The grant is conditional upon a match from other donors, with the goal of raising a total of $8 million.
Ernest Mead, renowned music professor and University alumnus, passed away Thursday evening from congestive heart failure. Mead, a graduate of the class of 1940, was 95.
Alumna Sasheer Zamata will make her "Saturday Night Live" debut on Jan. 18.
Tina Fey answers questions from alumni.
John Leys reflects on football and war.
Alumnus Adam Pesapane makes stop-motion magic and earns an Oscar nomination.
From acting to TV writing, to novels, one alumnus can do it all.
Tales of the University's tumultuous years.
Read an edited version of the first chapter of Fritz Franke's new book, "The Chosen One."
After graduation, Jon Macht (Col '82) packed everything he owned in his car and headed for Hollywood.

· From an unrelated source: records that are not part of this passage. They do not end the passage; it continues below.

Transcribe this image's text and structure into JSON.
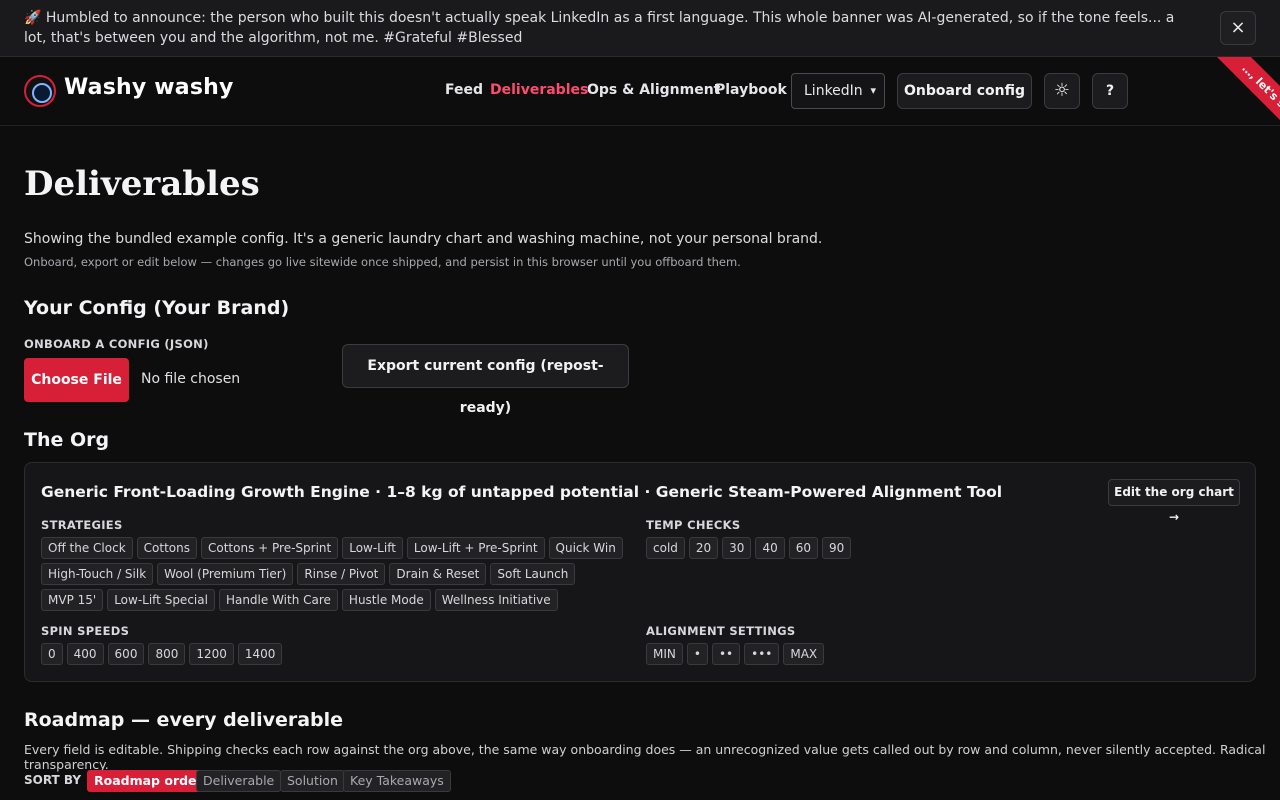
{
  "banner": {
    "text": "🚀 Humbled to announce: the person who built this doesn't actually speak LinkedIn as a first language. This whole banner was AI-generated, so if the tone feels... a lot, that's between you and the algorithm, not me. #Grateful #Blessed",
    "close_label": "×"
  },
  "header": {
    "brand": "Washy washy",
    "nav": [
      "Feed",
      "Deliverables",
      "Ops & Alignment",
      "Playbook"
    ],
    "active_nav": "Deliverables",
    "language_select": "LinkedIn",
    "onboard_button": "Onboard config",
    "theme_icon": "☼",
    "help_button": "?",
    "ribbon": "…, let's sync"
  },
  "page": {
    "title": "Deliverables",
    "intro": "Showing the bundled example config. It's a generic laundry chart and washing machine, not your personal brand.",
    "intro_sub": "Onboard, export or edit below — changes go live sitewide once shipped, and persist in this browser until you offboard them."
  },
  "config": {
    "heading": "Your Config (Your Brand)",
    "onboard_label": "Onboard a config (JSON)",
    "choose_file": "Choose File",
    "no_file": "No file chosen",
    "export_button": "Export current config (repost-ready)"
  },
  "org": {
    "heading": "The Org",
    "title": "Generic Front-Loading Growth Engine · 1–8 kg of untapped potential · Generic Steam-Powered Alignment Tool",
    "edit_button": "Edit the org chart →",
    "strategies_label": "Strategies",
    "strategies": [
      "Off the Clock",
      "Cottons",
      "Cottons + Pre-Sprint",
      "Low-Lift",
      "Low-Lift + Pre-Sprint",
      "Quick Win",
      "High-Touch / Silk",
      "Wool (Premium Tier)",
      "Rinse / Pivot",
      "Drain & Reset",
      "Soft Launch",
      "MVP 15'",
      "Low-Lift Special",
      "Handle With Care",
      "Hustle Mode",
      "Wellness Initiative"
    ],
    "temp_label": "Temp checks",
    "temps": [
      "cold",
      "20",
      "30",
      "40",
      "60",
      "90"
    ],
    "spin_label": "Spin speeds",
    "spins": [
      "0",
      "400",
      "600",
      "800",
      "1200",
      "1400"
    ],
    "alignment_label": "Alignment settings",
    "alignment": [
      "MIN",
      "•",
      "••",
      "•••",
      "MAX"
    ]
  },
  "roadmap": {
    "heading": "Roadmap — every deliverable",
    "sub": "Every field is editable. Shipping checks each row against the org above, the same way onboarding does — an unrecognized value gets called out by row and column, never silently accepted. Radical transparency.",
    "sort_label": "SORT BY",
    "sort_options": [
      "Roadmap order",
      "Deliverable",
      "Solution",
      "Key Takeaways"
    ],
    "active_sort": "Roadmap order"
  }
}
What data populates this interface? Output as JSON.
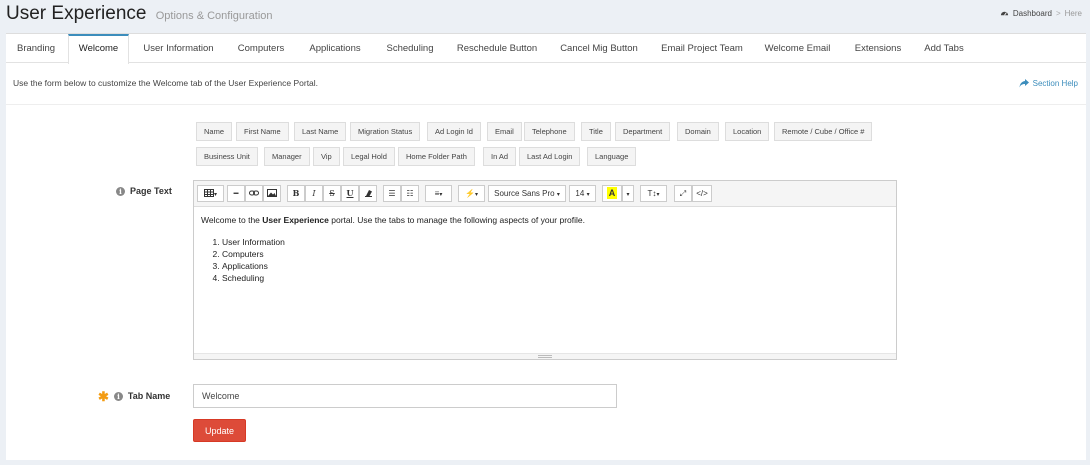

News from the NBA, the Richmond Football Club in Australia and the U.Va. women's field hockey team.
Dean of Students Allen Groves is beloved for his compassion and humor.
Alumnus Kevin Guskiewicz is at the forefront of diagnosing and understanding concussions.
The making of Tina Fey, as told by Fey's friends, professors and Fey herself.
Actor and public speaking expert Rob Biesenbach (Col '85) shares a handful of the more common offenses.
John Brenkus, creator and host of ESPN's Sport Science, explains the physics and physiology of four U.Va. athletes.
When Kevin Sauer arrived in Charlottesville in 1988, the men's and women's club rowing teams shared a boathouse with no electricity. They had no truck to tow the boats.
Four scholars from U.Va.'s Miller Center offer their advice to the president on how to finish strong and create an enduring legacy.
A tennis championship, a baseball no-hitter, a track school record and news from the Cavalier Marching Band.
From March 31 to April 2, Glass was in residency on Grounds, working with undergraduate and graduate students.
The research is the first to show that a group of embryonic cells can be directed to grow in a particular way by stimulating only two signals that govern cell development.
Notable alumni and faculty recommend some of their favorite books for your summer reading.
From swimming holes to watering holes, alumni share their favorite activities and ways to keep cool.